He made it fun and easy enough that we wanted kids. He scammed us. He’s absolutely obsessed with Toy Story and Cars. He loves Moo (stuffed black-and white cow he won at the fair) and Jessie from Toy Story. He’ll either be paying his way through college on a baseball scholarship or in rehab for a heroin addiction by age 14 as a result of his dad’s “encouragement”.


Moo - his best friend

Moo – his best friend

Moo now sits in our bedroom atop a dresser in a white pail with the number 3 on it. Jax’s number for the Corona Little League T-ball Brewers was 3. It’s a very special number for my wife and I.

Jax, Buzz and Woody

Jax, Buzz and Woody

His toys are still scattered throughout his bedroom. The day he died, before we left the house so mom could sleep after two nights of work as a registered nurse in a neonatal intensive care unit, my wife told him he had to clean his room. In addition to Toy Story and Cars, Jax took a massive interest in dinosaurs, 100-piece puzzles and Marvel super heroes.

First t-ball game running in from center field.

First t-ball game running in from center field.
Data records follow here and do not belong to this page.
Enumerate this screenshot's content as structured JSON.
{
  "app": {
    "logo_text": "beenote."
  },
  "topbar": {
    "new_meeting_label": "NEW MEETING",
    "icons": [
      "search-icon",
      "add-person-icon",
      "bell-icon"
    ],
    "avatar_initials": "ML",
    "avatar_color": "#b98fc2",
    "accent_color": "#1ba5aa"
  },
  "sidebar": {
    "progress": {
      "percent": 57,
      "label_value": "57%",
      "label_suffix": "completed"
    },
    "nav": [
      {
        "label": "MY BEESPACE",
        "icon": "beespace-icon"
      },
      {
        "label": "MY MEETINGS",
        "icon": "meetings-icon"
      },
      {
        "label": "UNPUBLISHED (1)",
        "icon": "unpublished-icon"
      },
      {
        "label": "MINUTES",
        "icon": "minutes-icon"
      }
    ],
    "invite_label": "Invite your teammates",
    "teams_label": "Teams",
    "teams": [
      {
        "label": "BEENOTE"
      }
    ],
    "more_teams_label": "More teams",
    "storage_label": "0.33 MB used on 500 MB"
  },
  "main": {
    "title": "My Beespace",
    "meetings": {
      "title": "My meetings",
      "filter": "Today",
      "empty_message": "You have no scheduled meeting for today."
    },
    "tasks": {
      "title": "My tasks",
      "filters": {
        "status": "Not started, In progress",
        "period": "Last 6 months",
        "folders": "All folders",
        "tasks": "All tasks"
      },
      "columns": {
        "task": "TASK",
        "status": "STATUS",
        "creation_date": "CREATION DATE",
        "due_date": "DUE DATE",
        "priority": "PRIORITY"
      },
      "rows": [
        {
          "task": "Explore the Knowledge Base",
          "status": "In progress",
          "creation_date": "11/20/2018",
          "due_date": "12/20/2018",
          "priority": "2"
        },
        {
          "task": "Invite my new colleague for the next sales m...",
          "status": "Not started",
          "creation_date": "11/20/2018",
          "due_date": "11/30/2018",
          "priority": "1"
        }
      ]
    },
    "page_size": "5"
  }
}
His left-handed baseball glove still rests in our Honda Odyssey below the passenger seat. Jax just finished his first season of t-ball and I couldn’t be more proud of him. He had a sweet lefty swing and was starting to drive the ball with power. With just a few games left in the season, my dad coached him to hit the ball like The Incredible Hulk. The tip worked effectively. Jax wore a grimace to the plate (by now the tee was replaced by coaches pitching) and whipped his hands through the ball quicker and with more force than he’d been doing all season. He was becoming quite the little stud.

I miss him so much.